Rio Tinto is progressing an innovative new technology to deliver low-carbon steel, using sustainable biomass in place of coking coal in the steelmaking process, in a potentially cost-effective option to cut industry carbon emissions.
Over the past decade, Rio Tinto has developed a laboratory-proven process that combines the use of raw, sustainable biomass with microwave technology to convert iron ore to metallic iron during the steelmaking process.
The patent-pending process, one of a number of avenues the company is pursuing to try to lower emissions in the steel value chain, is now being further tested in a small-scale pilot plant.
If this and larger-scale tests are successful, there is the potential over time for this technology to be scaled commercially to process Rio Tinto’s iron ore fines.
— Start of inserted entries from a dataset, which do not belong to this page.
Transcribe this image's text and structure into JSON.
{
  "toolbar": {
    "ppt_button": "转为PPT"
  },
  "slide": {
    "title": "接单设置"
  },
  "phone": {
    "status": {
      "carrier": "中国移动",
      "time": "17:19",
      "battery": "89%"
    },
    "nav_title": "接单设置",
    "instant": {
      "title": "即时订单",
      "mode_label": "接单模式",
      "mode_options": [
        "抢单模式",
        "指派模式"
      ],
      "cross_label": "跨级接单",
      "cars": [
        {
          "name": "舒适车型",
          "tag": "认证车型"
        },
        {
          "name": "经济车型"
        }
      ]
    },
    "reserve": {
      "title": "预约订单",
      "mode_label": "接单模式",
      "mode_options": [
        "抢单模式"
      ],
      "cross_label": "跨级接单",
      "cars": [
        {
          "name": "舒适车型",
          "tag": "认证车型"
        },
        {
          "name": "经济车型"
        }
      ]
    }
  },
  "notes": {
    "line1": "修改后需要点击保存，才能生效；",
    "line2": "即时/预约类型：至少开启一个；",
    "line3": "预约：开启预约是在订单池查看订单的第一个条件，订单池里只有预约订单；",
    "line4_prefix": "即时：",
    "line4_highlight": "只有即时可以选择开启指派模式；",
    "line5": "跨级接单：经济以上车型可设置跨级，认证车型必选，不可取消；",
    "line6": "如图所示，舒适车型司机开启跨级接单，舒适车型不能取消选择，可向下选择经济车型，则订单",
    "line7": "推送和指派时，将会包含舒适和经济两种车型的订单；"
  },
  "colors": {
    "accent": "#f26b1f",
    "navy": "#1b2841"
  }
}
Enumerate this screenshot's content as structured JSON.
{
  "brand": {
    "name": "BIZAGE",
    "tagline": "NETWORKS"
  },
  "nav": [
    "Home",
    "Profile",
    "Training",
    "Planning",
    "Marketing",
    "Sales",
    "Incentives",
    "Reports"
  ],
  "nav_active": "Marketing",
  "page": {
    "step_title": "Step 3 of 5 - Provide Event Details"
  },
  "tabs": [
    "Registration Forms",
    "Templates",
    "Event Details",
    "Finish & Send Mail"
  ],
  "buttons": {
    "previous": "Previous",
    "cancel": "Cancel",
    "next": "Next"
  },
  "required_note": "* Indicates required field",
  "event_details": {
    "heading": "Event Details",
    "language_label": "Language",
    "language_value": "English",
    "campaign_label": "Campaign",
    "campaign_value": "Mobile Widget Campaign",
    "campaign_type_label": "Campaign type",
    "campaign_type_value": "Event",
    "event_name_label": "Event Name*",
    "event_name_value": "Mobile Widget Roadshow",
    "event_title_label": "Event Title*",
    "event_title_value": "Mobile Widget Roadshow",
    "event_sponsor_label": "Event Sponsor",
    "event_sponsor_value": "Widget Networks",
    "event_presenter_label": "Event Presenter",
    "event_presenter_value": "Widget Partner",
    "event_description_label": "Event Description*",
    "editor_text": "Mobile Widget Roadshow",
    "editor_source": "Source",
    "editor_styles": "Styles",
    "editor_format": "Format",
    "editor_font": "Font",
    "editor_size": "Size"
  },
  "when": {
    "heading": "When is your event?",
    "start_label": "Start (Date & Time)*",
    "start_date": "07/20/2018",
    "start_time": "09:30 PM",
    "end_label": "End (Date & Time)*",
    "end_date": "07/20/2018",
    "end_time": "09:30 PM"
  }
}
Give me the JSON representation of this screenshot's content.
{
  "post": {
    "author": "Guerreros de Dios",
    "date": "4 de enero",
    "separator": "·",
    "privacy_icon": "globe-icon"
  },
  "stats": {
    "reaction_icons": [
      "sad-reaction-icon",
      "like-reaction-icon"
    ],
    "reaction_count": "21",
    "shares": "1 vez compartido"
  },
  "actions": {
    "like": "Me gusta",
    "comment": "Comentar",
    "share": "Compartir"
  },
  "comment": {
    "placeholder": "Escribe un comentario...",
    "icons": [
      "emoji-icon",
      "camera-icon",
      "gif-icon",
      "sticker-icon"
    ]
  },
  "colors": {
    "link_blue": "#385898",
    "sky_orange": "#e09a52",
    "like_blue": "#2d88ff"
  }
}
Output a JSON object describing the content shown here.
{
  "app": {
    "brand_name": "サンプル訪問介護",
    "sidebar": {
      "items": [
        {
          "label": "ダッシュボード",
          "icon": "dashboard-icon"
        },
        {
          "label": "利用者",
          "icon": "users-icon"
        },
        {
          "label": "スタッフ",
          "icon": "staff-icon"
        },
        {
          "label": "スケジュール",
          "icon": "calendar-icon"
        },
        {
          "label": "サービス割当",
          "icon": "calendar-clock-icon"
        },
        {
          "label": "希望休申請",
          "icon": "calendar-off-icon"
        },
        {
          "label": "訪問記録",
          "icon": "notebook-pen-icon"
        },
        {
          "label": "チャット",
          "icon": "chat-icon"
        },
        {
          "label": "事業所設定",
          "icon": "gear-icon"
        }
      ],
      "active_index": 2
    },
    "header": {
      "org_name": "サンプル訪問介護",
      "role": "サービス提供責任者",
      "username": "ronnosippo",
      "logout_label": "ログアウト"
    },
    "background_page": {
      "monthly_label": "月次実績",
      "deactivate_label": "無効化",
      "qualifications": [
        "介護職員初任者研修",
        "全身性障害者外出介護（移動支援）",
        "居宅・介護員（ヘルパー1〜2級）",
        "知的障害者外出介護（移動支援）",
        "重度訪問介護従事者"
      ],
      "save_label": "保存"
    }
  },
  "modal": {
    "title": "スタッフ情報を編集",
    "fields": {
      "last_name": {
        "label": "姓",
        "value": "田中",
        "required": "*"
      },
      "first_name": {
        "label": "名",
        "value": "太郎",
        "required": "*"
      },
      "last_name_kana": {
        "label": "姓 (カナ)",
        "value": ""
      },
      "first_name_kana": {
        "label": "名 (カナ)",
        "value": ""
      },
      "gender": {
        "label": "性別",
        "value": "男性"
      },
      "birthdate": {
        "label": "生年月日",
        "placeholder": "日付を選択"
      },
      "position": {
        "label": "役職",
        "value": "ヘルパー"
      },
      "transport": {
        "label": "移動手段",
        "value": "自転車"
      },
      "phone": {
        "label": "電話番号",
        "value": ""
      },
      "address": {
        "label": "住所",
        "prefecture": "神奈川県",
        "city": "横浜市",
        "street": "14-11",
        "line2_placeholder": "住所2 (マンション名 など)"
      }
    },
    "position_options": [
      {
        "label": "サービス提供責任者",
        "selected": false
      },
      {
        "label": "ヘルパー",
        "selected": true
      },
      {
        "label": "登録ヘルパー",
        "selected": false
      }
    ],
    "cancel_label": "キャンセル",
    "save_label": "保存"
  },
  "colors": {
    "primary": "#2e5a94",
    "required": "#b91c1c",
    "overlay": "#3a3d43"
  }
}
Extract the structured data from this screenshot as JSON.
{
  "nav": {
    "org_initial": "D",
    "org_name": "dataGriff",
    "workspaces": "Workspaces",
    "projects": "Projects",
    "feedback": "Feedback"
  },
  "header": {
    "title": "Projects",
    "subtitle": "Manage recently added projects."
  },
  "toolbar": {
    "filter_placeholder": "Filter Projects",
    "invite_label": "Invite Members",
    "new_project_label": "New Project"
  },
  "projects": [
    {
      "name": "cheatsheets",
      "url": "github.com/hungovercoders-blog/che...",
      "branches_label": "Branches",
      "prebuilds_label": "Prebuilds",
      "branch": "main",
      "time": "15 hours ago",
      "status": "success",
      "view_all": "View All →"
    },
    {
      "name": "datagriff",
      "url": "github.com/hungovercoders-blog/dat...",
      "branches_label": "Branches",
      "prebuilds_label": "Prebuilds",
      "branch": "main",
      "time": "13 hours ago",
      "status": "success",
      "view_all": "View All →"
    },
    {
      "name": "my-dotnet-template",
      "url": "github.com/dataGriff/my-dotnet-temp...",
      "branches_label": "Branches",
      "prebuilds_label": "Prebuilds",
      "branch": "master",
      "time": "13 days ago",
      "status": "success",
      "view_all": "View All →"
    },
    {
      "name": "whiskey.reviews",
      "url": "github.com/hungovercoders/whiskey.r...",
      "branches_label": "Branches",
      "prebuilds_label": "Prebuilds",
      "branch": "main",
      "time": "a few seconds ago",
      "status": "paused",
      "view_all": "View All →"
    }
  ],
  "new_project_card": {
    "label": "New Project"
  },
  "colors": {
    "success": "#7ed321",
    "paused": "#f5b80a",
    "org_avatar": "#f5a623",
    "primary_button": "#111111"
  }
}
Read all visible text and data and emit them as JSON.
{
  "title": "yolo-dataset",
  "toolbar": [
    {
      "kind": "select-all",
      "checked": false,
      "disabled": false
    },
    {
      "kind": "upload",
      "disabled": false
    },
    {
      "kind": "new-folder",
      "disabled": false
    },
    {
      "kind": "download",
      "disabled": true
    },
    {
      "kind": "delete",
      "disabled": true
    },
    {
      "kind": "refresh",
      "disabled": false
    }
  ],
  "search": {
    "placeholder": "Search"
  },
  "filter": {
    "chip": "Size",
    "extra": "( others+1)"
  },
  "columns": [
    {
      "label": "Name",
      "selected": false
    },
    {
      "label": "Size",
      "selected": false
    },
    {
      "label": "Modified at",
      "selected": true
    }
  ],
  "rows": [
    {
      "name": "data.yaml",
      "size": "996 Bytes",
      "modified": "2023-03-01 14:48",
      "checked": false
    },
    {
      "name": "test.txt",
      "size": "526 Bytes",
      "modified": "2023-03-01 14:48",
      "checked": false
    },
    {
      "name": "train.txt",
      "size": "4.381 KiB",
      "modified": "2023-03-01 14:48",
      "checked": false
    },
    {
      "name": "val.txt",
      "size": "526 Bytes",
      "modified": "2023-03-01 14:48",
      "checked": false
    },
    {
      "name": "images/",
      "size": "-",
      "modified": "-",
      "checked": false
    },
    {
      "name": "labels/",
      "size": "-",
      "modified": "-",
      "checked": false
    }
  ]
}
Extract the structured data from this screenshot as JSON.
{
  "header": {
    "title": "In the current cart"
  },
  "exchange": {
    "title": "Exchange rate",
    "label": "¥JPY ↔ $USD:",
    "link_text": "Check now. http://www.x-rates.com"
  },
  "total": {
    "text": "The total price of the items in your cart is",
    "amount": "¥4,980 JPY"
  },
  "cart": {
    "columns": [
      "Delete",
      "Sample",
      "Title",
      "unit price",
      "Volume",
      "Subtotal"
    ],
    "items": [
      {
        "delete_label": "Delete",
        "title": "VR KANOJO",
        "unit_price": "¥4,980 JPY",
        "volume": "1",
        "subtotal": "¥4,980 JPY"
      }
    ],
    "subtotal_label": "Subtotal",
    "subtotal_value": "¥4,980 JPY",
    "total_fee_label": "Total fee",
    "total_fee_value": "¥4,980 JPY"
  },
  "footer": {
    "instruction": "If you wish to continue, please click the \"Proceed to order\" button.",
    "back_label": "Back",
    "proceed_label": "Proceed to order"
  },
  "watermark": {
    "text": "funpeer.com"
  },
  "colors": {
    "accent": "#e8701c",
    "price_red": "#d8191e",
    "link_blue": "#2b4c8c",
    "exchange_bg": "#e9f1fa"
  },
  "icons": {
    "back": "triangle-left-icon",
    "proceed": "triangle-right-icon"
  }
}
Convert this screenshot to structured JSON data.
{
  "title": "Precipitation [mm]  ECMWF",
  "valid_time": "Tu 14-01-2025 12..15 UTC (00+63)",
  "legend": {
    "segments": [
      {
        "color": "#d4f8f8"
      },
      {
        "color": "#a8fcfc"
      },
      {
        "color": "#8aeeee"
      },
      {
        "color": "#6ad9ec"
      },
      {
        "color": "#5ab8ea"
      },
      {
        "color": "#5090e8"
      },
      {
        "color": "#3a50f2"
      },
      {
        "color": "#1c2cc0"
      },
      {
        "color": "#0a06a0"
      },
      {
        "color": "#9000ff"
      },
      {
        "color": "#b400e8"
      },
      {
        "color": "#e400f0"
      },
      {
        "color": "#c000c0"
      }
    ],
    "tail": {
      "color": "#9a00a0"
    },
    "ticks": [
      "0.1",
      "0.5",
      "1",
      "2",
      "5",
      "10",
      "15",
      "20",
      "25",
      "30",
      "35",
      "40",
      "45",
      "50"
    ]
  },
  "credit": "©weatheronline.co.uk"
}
Rio Tinto Iron Ore Chief Executive Simon Trott said, “We are encouraged by early testing results of this new process, which could provide a cost-efficient way to produce low-carbon steel from our Pilbara iron ore.
“More than 70 per cent of Rio Tinto’s Scope 3 emissions are generated as customers process our iron ore into steel, which is critical for urbanisation and infrastructure development as the world’s economies decarbonise. So, while it’s still early days and there is a lot more research and other work to do, we are keen to explore further development of this technology.”
Rio Tinto’s process uses plant matter known as lignocellulosic biomass, instead of coal, primarily as a chemical reductant. The biomass is blended with iron ore and heated by a combination of gas released by the biomass and high efficiency microwaves that can be powered by renewable energy.
Rio Tinto researchers are working with the multi-disciplinary team in the University of Nottingham’s Microwave Process Engineering Group to further develop the process.
The University’s Head of Department, Chemical and Environmental Engineering, Professor Chris Dodds, said, “It is really exciting to have the opportunity to be part of a great team working on a technology that, if developed to commercial scale, has the potential to have a global impact through decarbonising key parts of the steel production process.”
The use of raw biomass in Rio Tinto’s process could also avoid the inefficiencies and associated costs of other biomass-based technologies that first convert the biomass into charcoal or biogas.
Lignocellulosic biomass includes agriculture by-products (i.e. wheat straw, corn stover, barley straw, sugar cane bagasse) and purpose-grown crops, which would be sustainable sources for the process.
Importantly, the process cannot use foods such as sugar or corn, and Rio Tinto would not use biomass sources that support logging of old-growth forests.
Simon Trott said, “We know there are complex issues related to biomass sourcing and use and there is a lot more work to do for this to be a genuinely sustainable solution for steelmaking. We will continue working with others to understand more about these concerns and the availability of sustainable biomass.”
If developed further, the technology would be accompanied by a robust and independently accredited certification process for sustainable sources of biomass.